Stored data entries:
═══
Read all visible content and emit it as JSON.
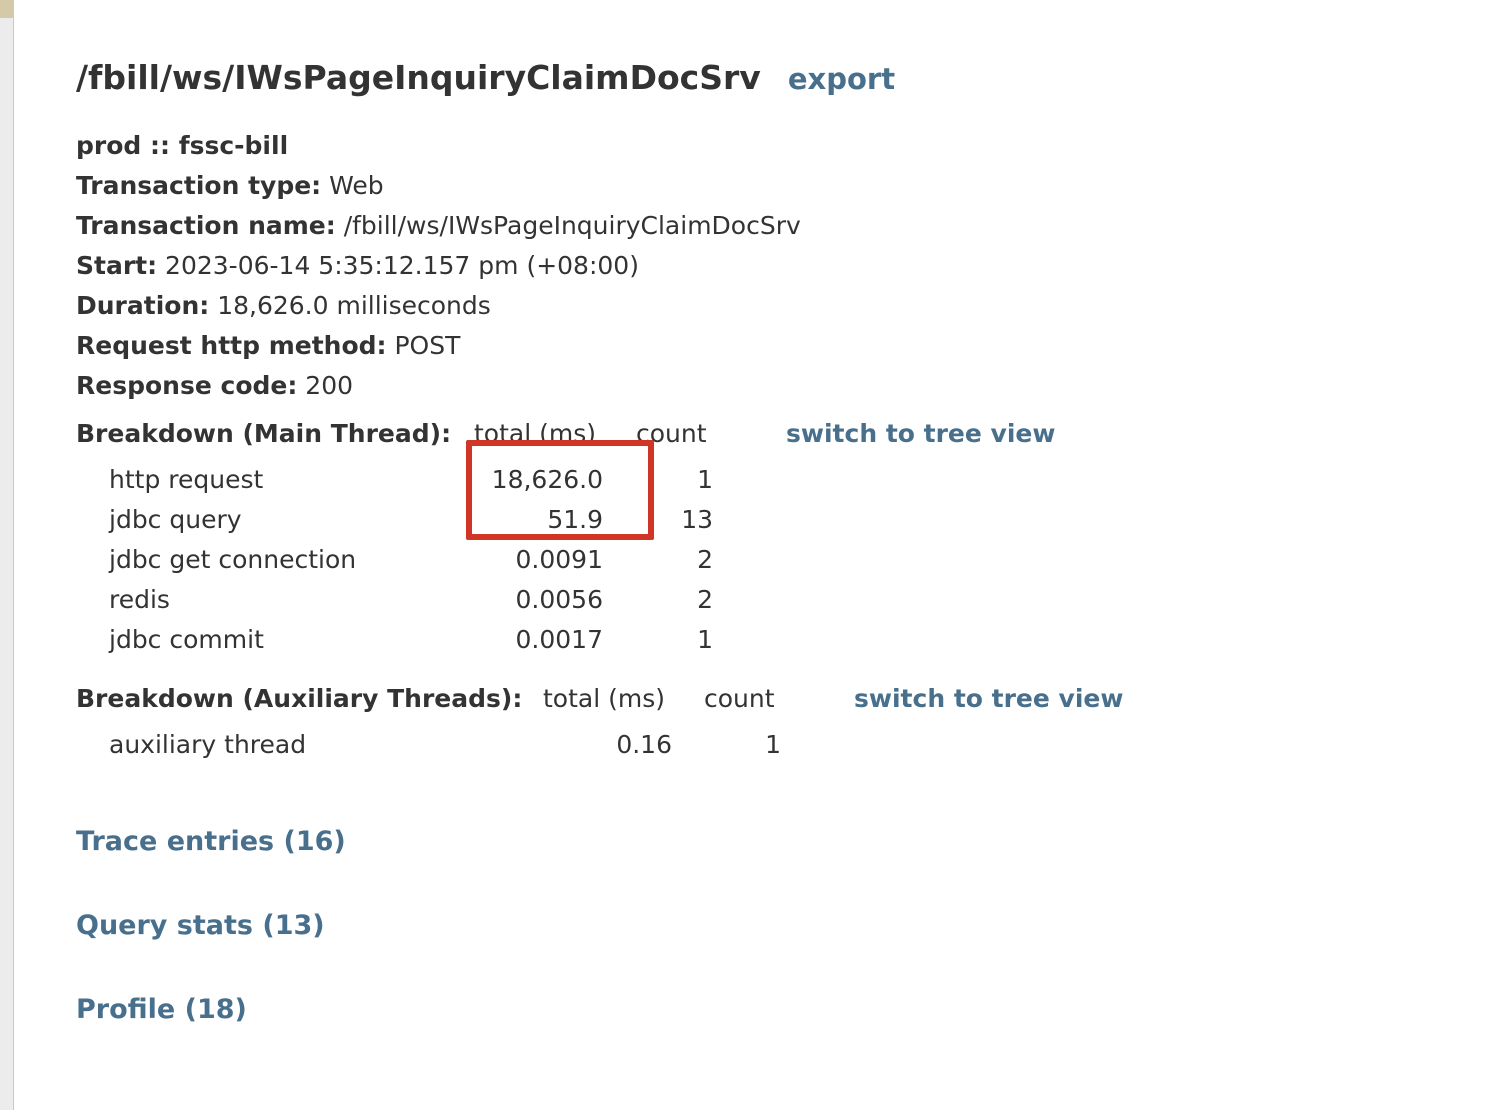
{
  "title": "/fbill/ws/IWsPageInquiryClaimDocSrv",
  "export_label": "export",
  "env_line": "prod :: fssc-bill",
  "fields": [
    {
      "label": "Transaction type:",
      "value": " Web"
    },
    {
      "label": "Transaction name:",
      "value": " /fbill/ws/IWsPageInquiryClaimDocSrv"
    },
    {
      "label": "Start:",
      "value": " 2023-06-14 5:35:12.157 pm (+08:00)"
    },
    {
      "label": "Duration:",
      "value": " 18,626.0 milliseconds"
    },
    {
      "label": "Request http method:",
      "value": " POST"
    },
    {
      "label": "Response code:",
      "value": " 200"
    }
  ],
  "main_breakdown": {
    "label": "Breakdown (Main Thread):",
    "total_header": "total (ms)",
    "count_header": "count",
    "tree_link": "switch to tree view",
    "rows": [
      {
        "name": "http request",
        "total": "18,626.0",
        "count": "1"
      },
      {
        "name": "jdbc query",
        "total": "51.9",
        "count": "13"
      },
      {
        "name": "jdbc get connection",
        "total": "0.0091",
        "count": "2"
      },
      {
        "name": "redis",
        "total": "0.0056",
        "count": "2"
      },
      {
        "name": "jdbc commit",
        "total": "0.0017",
        "count": "1"
      }
    ]
  },
  "aux_breakdown": {
    "label": "Breakdown (Auxiliary Threads):",
    "total_header": "total (ms)",
    "count_header": "count",
    "tree_link": "switch to tree view",
    "rows": [
      {
        "name": "auxiliary thread",
        "total": "0.16",
        "count": "1"
      }
    ]
  },
  "sections": {
    "trace_entries": "Trace entries (16)",
    "query_stats": "Query stats (13)",
    "profile": "Profile (18)"
  },
  "colors": {
    "link": "#486f8c",
    "highlight_box": "#d03526",
    "text": "#333333"
  }
}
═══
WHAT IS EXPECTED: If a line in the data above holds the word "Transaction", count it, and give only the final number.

SOLUTION: 2